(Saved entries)

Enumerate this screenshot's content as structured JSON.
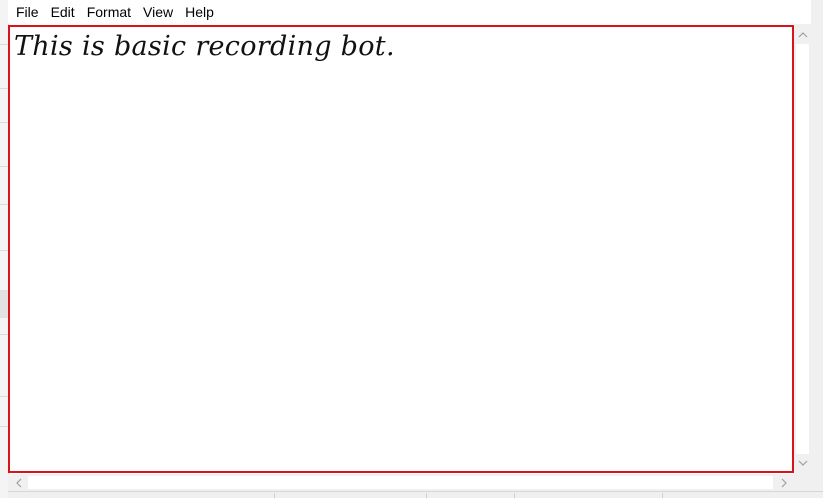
{
  "menu": {
    "file": "File",
    "edit": "Edit",
    "format": "Format",
    "view": "View",
    "help": "Help"
  },
  "editor": {
    "content": "This is basic recording bot."
  },
  "colors": {
    "focus_border": "#d9121b",
    "scrollbar_bg": "#f0f0f0"
  },
  "icons": {
    "scroll_up": "chevron-up-icon",
    "scroll_down": "chevron-down-icon",
    "scroll_left": "chevron-left-icon",
    "scroll_right": "chevron-right-icon"
  }
}
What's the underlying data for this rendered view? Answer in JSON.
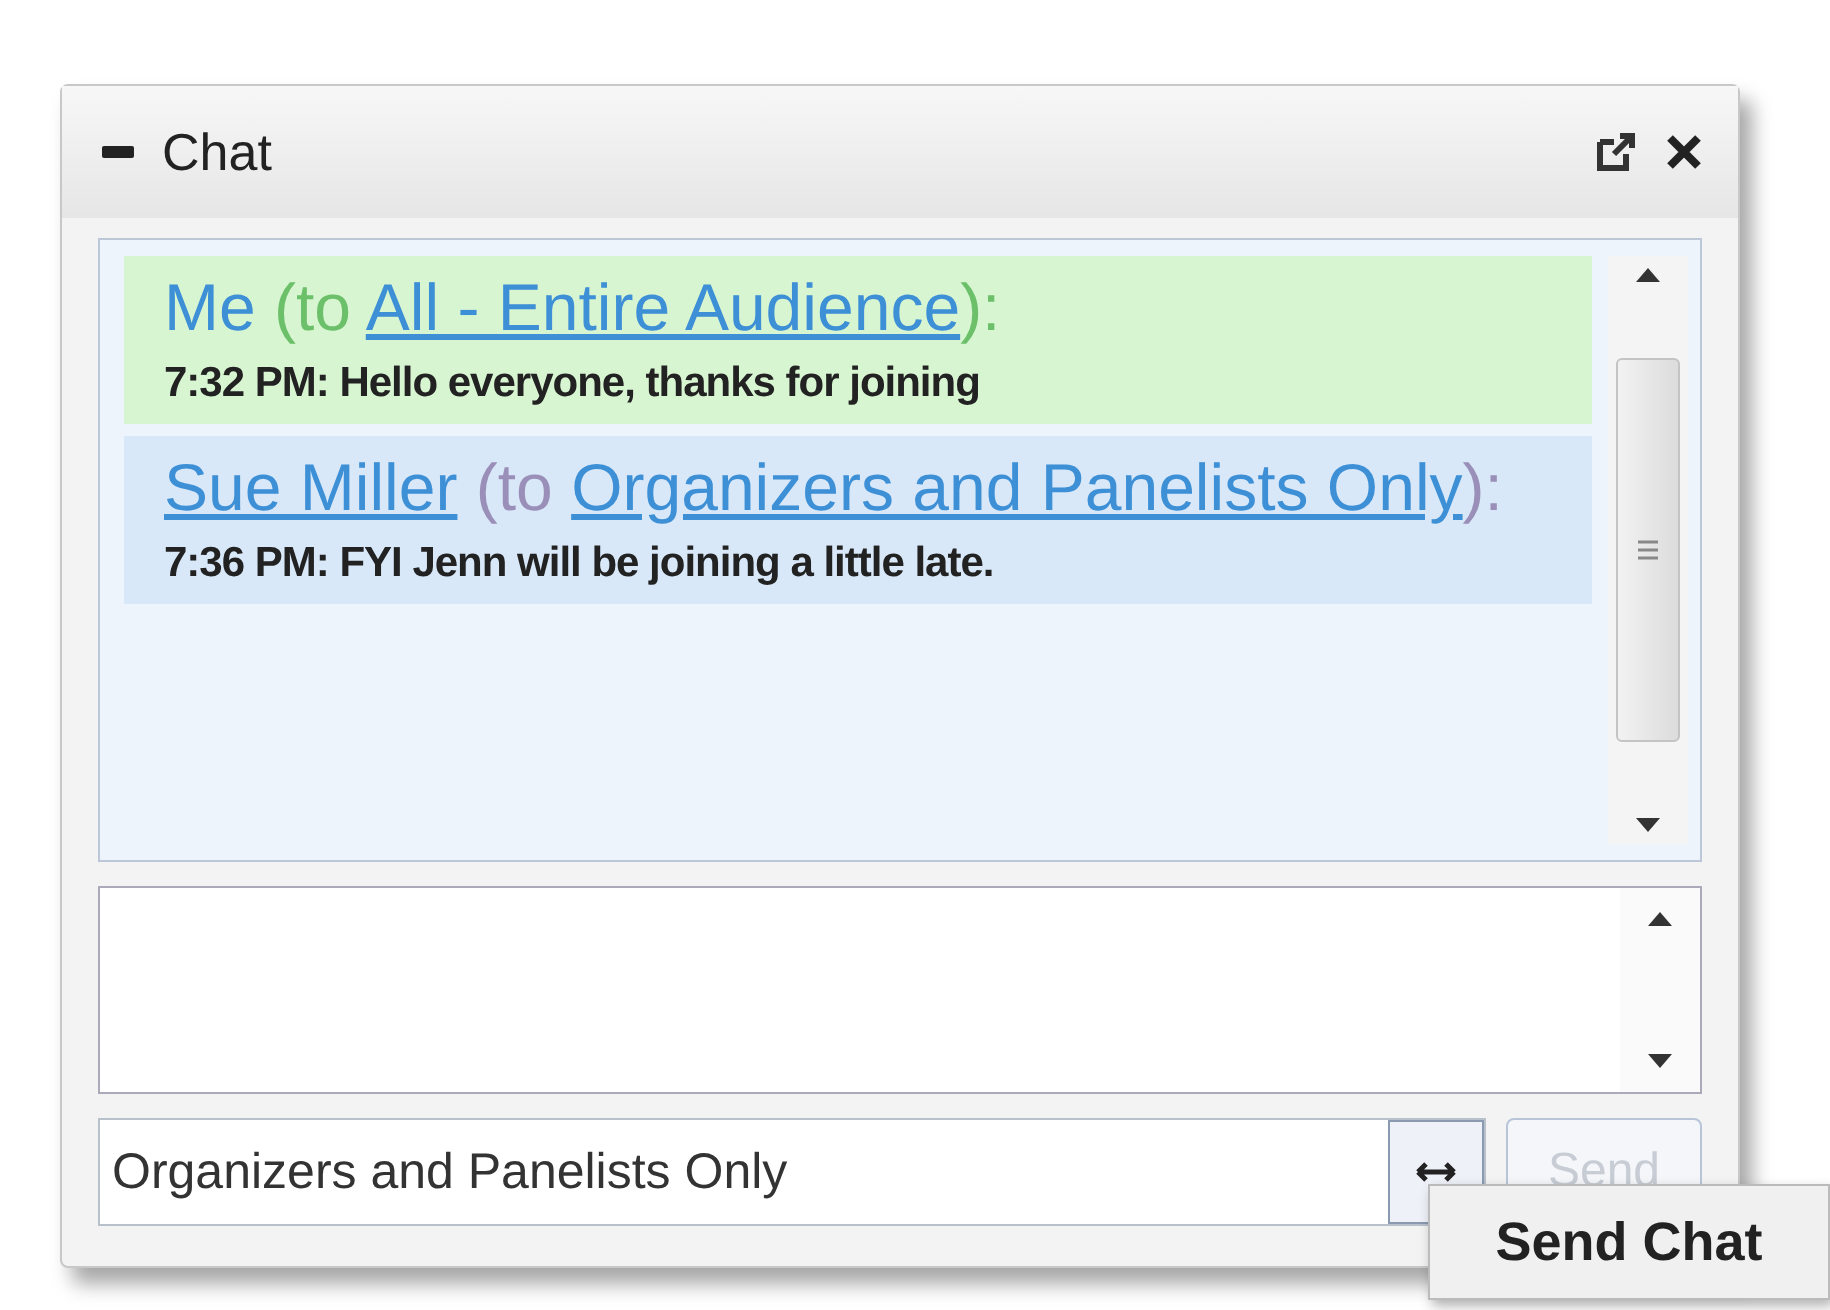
{
  "window": {
    "title": "Chat"
  },
  "messages": [
    {
      "kind": "self",
      "sender": "Me",
      "to_prefix": "(to",
      "recipient": "All - Entire Audience",
      "suffix": "):",
      "body": "7:32 PM: Hello everyone, thanks for joining"
    },
    {
      "kind": "other",
      "sender": "Sue Miller",
      "to_prefix": "(to",
      "recipient": "Organizers and Panelists Only",
      "suffix": "):",
      "body": "7:36 PM: FYI Jenn will be joining a little late."
    }
  ],
  "recipient_select": {
    "value": "Organizers and Panelists Only"
  },
  "send_button": {
    "label": "Send",
    "disabled": true
  },
  "tooltip": {
    "text": "Send Chat"
  }
}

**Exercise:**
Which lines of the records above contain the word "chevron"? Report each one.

**Response below:**
    "scroll_up": "chevron-up-icon",
    "scroll_down": "chevron-down-icon",
    "scroll_left": "chevron-left-icon",
    "scroll_right": "chevron-right-icon"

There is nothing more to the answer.